An eight hour day would be fine for the market gardener, but somebody would pay more for garden produce. Vegetables cannot be manufactured rain or shine as easily as plows and wagons.
MY NEIGHBOR’S GARDEN
(Continued from page 91) to waste. Usually people plant ten times as much lettuce as they
use, wasting seed, effort and space. Plant successive but only a little each time. Half a dozen parsley plants will give you 3 times as much as you will use, two good pepper plants will invariably be enough. Of tomatoes you will want two or three dozen plants. Half a dozen early ones and the other medium early varieties. Of peas you will want one planting of the early dwarf, one of medium and one or two of late and high varieties. Plant all at the same time. If you try for a succession you may succeed one year in three, but the other years milldew will get your last plantings. Make all your rows north and south and 16 inches apart. Plant peas in double rows 8 inches apart, w’ith two foot spaces between, and put brush or chicken wire between the narrow rows.
‘ ‘ Get your seeds from a reliable grower not from a grocery store. For most things one ordinary packet will be much more than you will need. For peas you will need more. A pound will be enough for a 25 foot double row.
“Have your garden spaded, and see that it is spaded down as far as a spading fork will reach. If you can get coarse manure, which you almost certainly can’t, spade it in. If you have to rely on commercial fertilizer powdered sheep manure is as good as anything you can get. Sprinkle it over the ground before spading. Twenty-five pounds to the square rod won’t be too much, although ten will do. Ground limestone will help a lot and should be used if the soil has been cultivated be-
A reader asks for information about lilies, garden culture, varieties, soil, tine to plant, eat. Who can help?
With proper care and attention, there is no reason why budded and grafted trees will not be as long-lived as old time varieties. The earlies* definite history of a grafted tree is a Summer Boneretien, from Europe, planted by Governor Stuyvesant at New Amsterdam in 1647. The trunk of this tree remained standing in New York City on the corner of Third Avenue and Thirteenth Street until 1866 when i* was broken down by a dray running over it. Here we had a grafted tree standing at the ripe old age of 219 years. This seems to us to prove that the longevity of a tree is not necessarily determined by whether it is grafted or seedling.
F. I), Garrison.

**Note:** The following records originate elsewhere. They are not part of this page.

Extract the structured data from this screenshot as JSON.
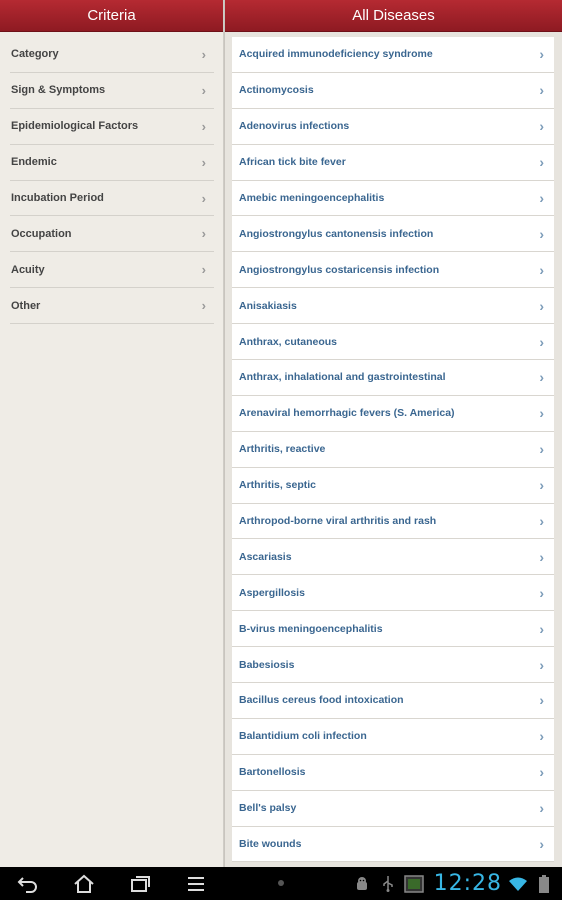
{
  "left": {
    "title": "Criteria",
    "items": [
      {
        "label": "Category"
      },
      {
        "label": "Sign & Symptoms"
      },
      {
        "label": "Epidemiological Factors"
      },
      {
        "label": "Endemic"
      },
      {
        "label": "Incubation Period"
      },
      {
        "label": "Occupation"
      },
      {
        "label": "Acuity"
      },
      {
        "label": "Other"
      }
    ]
  },
  "right": {
    "title": "All Diseases",
    "items": [
      {
        "label": "Acquired immunodeficiency syndrome"
      },
      {
        "label": "Actinomycosis"
      },
      {
        "label": "Adenovirus infections"
      },
      {
        "label": "African tick bite fever"
      },
      {
        "label": "Amebic meningoencephalitis"
      },
      {
        "label": "Angiostrongylus cantonensis infection"
      },
      {
        "label": "Angiostrongylus costaricensis infection"
      },
      {
        "label": "Anisakiasis"
      },
      {
        "label": "Anthrax, cutaneous"
      },
      {
        "label": "Anthrax, inhalational and gastrointestinal"
      },
      {
        "label": "Arenaviral hemorrhagic fevers (S. America)"
      },
      {
        "label": "Arthritis, reactive"
      },
      {
        "label": "Arthritis, septic"
      },
      {
        "label": "Arthropod-borne viral arthritis and rash"
      },
      {
        "label": "Ascariasis"
      },
      {
        "label": "Aspergillosis"
      },
      {
        "label": "B-virus meningoencephalitis"
      },
      {
        "label": "Babesiosis"
      },
      {
        "label": "Bacillus cereus food intoxication"
      },
      {
        "label": "Balantidium coli infection"
      },
      {
        "label": "Bartonellosis"
      },
      {
        "label": "Bell's palsy"
      },
      {
        "label": "Bite wounds"
      }
    ]
  },
  "system_bar": {
    "clock": "12:28",
    "icons": [
      "back-icon",
      "home-icon",
      "recent-apps-icon",
      "menu-icon",
      "android-debug-icon",
      "usb-icon",
      "screenshot-icon",
      "wifi-icon",
      "battery-icon"
    ],
    "clock_color": "#38b6e4"
  },
  "colors": {
    "header": "#a3242c",
    "disease_text": "#3a6690",
    "criteria_text": "#444444"
  }
}
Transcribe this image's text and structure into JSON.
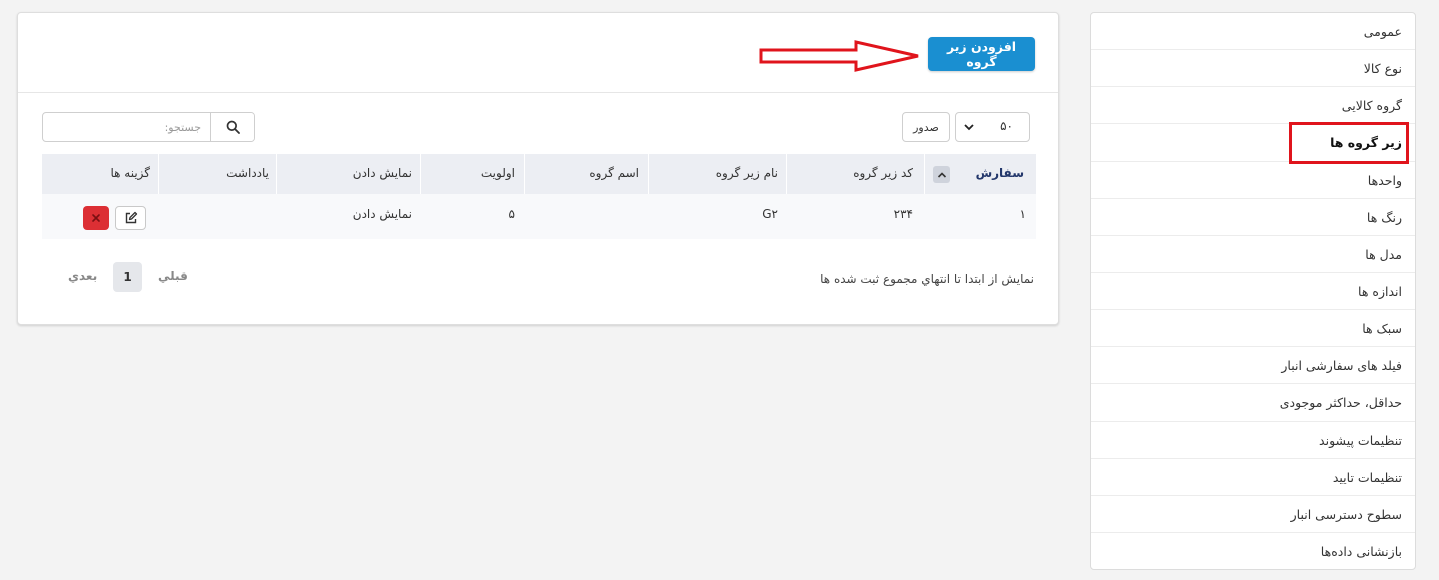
{
  "sidebar": {
    "items": [
      {
        "label": "عمومی"
      },
      {
        "label": "نوع کالا"
      },
      {
        "label": "گروه کالایی"
      },
      {
        "label": "زیر گروه ها"
      },
      {
        "label": "واحدها"
      },
      {
        "label": "رنگ ها"
      },
      {
        "label": "مدل ها"
      },
      {
        "label": "اندازه ها"
      },
      {
        "label": "سبک ها"
      },
      {
        "label": "فیلد های سفارشی انبار"
      },
      {
        "label": "حداقل، حداکثر موجودی"
      },
      {
        "label": "تنظیمات پیشوند"
      },
      {
        "label": "تنظیمات تایید"
      },
      {
        "label": "سطوح دسترسی انبار"
      },
      {
        "label": "بازنشانی دادەها"
      }
    ],
    "active_index": 3
  },
  "header": {
    "add_button_label": "افزودن زیر گروه"
  },
  "controls": {
    "page_size": "۵۰",
    "export_label": "صدور",
    "search_placeholder": "جستجو:"
  },
  "table": {
    "columns": [
      "سفارش",
      "کد زیر گروه",
      "نام زیر گروه",
      "اسم گروه",
      "اولویت",
      "نمایش دادن",
      "یادداشت",
      "گزینه ها"
    ],
    "rows": [
      {
        "order": "۱",
        "code": "۲۳۴",
        "name": "G۲",
        "group": "",
        "priority": "۵",
        "display": "نمایش دادن",
        "note": ""
      }
    ]
  },
  "footer": {
    "info": "نمايش از ابتدا تا انتهاي مجموع ثبت شده ها",
    "prev": "قبلي",
    "current_page": "1",
    "next": "بعدي"
  },
  "colors": {
    "accent": "#1a8fd1",
    "danger": "#dc2f34",
    "annotation": "#e0141c"
  }
}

Don't say German Iris nor try to be botanical in your language and speak of Iris Germanica for it is no longer either good form nor correct. The name Flag Iris has been generally adopted both by dealers and amateurs. No one has been able to satisfactorily explain the adoption of the term German and Germanica as the species is not a native of Germany nor have but few species originated there.
Have you been successful with some vegetable, flower or shrub? Pass it along. Write one hundred words telling how you did it.